This reduces the flow from the main Robusta origins (excluding Brazil), which are Vietnam, Indonesia, India, Uganda and Tanzania.

Recent tensions in the Middle East are only adding to anxiety about future delivery capacity.

Stress is being passed on to the Arabica market

This explosive situation in the Robusta market is stressing its Arabica cousin, with roasters shifting from one species to another.

To make it worse, Brazil was hit by torrential rain at the end of March. There are rumours that production, which is due to be harvested soon, could be affected.

What about the EU Deforestation Regulation?

Perhaps more technical, the EU Deforestation Regulation, which is due to come into force at the beginning of 2025, has brought its share of complexity to the compliance of stocks certified by the stock exchange authority and located in Europe.

These stocks are the 'temperature gauge' of the balance between supply and demand. Massive destocking would lead to a sudden rise in the temperature of the "temperature gauge". This threat poses an unusual and explosive risk for market players, who are risk management professionals.

What is the major risk of this market rise?

These market movements cause stress among traders, with a real risk (yet another!) of counterparties defaulting - "I'm no longer honouring my contract in order to benefit from the rise in the market" - and an extremely significant drain on the financing capacity of the major trading houses.

The violent rise triggers warning thresholds which in turn trigger upward movements and so on... Panic causes panic.

There are bearish elements (very good world exports, the position of speculative funds long as never before, the weakness of the Brazilian currency which favours exports, the new Brazilian crop about to be marketed). But they are overshadowed by the extremely complicated situation on the Robusta market and the explosive geopolitical situation.

In the meantime, it's the coffees that were bought at a fixed price and before the rise... that are becoming the best opportunities. A good time to move upmarket!

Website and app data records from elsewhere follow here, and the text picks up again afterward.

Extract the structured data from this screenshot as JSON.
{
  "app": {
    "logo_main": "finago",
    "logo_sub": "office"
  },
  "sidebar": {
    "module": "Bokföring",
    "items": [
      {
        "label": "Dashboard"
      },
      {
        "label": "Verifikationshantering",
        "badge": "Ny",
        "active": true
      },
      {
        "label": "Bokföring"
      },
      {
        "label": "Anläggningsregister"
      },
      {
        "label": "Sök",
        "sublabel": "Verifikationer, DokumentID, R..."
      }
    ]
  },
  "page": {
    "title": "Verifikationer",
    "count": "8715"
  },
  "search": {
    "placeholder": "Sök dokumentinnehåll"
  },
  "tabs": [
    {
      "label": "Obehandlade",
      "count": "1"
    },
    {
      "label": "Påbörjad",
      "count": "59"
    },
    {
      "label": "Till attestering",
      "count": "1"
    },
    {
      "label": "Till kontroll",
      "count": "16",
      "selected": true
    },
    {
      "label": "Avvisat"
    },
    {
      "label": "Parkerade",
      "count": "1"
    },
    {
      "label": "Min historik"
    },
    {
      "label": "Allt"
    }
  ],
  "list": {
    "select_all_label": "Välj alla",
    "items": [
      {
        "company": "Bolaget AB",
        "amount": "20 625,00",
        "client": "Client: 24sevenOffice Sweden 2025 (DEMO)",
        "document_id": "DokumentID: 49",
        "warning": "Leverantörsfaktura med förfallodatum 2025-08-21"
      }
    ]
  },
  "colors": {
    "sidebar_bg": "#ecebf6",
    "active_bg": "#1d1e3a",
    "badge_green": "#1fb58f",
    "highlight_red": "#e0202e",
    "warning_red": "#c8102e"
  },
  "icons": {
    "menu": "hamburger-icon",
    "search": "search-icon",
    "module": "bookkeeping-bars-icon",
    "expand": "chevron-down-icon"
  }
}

Written by: Simon

Deputy Managing Director

Published on 23/04/2024

| Updated on 23/04/2024